A classic Marsala requires Marsala wine, which you can get in most liquor stores. There is no real substitute, although I suppose you could use Madeira or or a white Port. Other than that, the only trick is to have thin turkey cutlets.
Here's how: use the thinner portion of the turkey breast—the part farthest from the wishbone. Why? It's thinner. If you use the portion closer to the wishbone, you will need to slice the breast in half width-wise to get a thin enough piece to start pounding.
Cut portion-sized pieces and place one in between sheets of wax paper. Using medium force—about what you'd exert knocking on someone's front door—pound the turkey breast with a rubber mallet, meat pounder, or even an empty wine bottle.
How thin? Depends on your preference. Restaurants serve Marsala very thin, but I like it less mashed, unless I am dealing with a very old bird; you'll know by the spurs on its feet: if they're long, it's an old bird.
Serve this with smashed potatoes, white rice, or crusty bread, and maybe a salad or something green. A medium-bodied red wine is perfect with Marsala.
Serves 2, but can be doubled
• 3⁄4 to 1 pound of skinless turkey breast • salt
• 2 eggs, lightly beaten • 1 tablespoon fresh rosemary, finely chopped
• 2 smashed cloves of garlic • 1 cup breadcrumbs

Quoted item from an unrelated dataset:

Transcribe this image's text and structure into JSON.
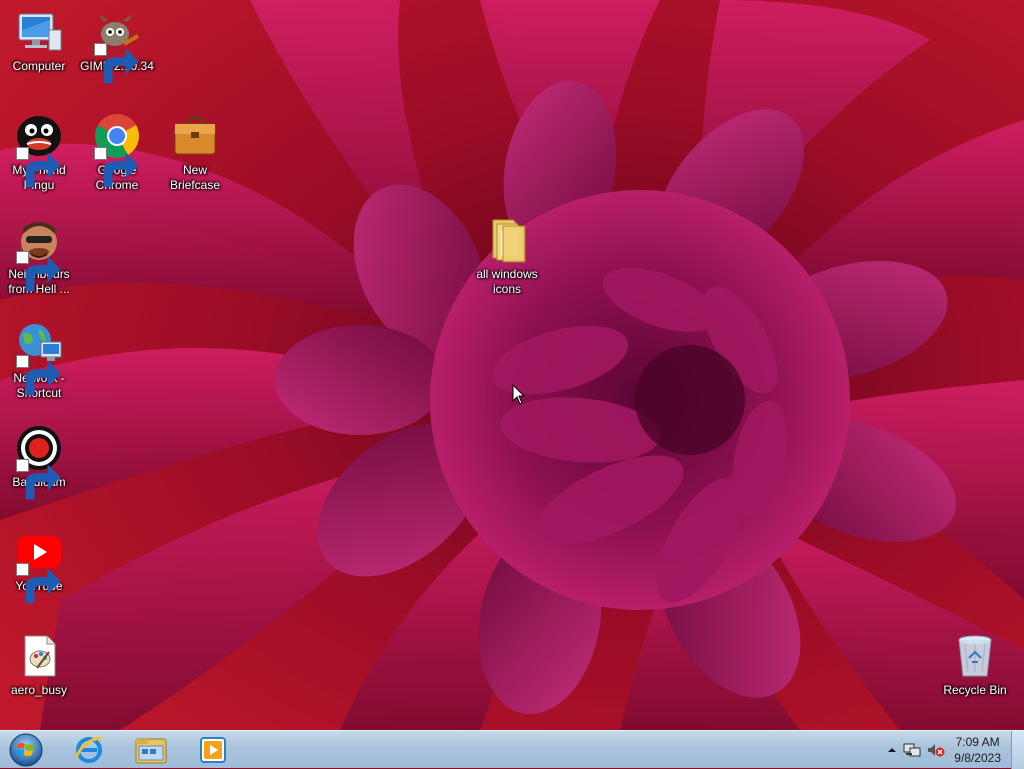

• 2 tablespoons butter • 2 tablespoons olive oil
• 1⁄3 cup Marsala wine
Once the turkey breast has been pounded, salt it well and set aside until it comes to room temperature, about 15 minutes.
In a large sauté pan, heat the butter and olive oil over medium-high heat until the butter froths. Add the smashed garlic and turn the heat to medium-low.
Meanwhile, dredge the turkey in egg. Sprinkle with some rosemary, then coat well in breadcrumbs. The reason you don't mix the rosemary with the breadcrumbs is because you want the herbs underneath the bread—that way they don't burn.
By now the garlic should be browned. Do not let it burn! Remove it and add the turkey. Turn the heat to medium and fry gently. Don't kick the spurs to it, or the breading will burn.
After two to three minutes, depending on how thin you pounded the turkey, flip. When the meat is cooked, remove it to a paper towel. Turn the heat to high and add the Marsala. If there are any burned bits on the bottom of the pan, scrape them up with a wooden spoon. Let this boil down until it gets syrupy, which should take two to four minutes.
As soon as it gets syrupy, put the turkey back in the pan and swirl around to coat. Turn over and do the same on the other side. Serve at once.
To read about how Hank used the "rare gift" of wild spring turkey in the kitchen, click here.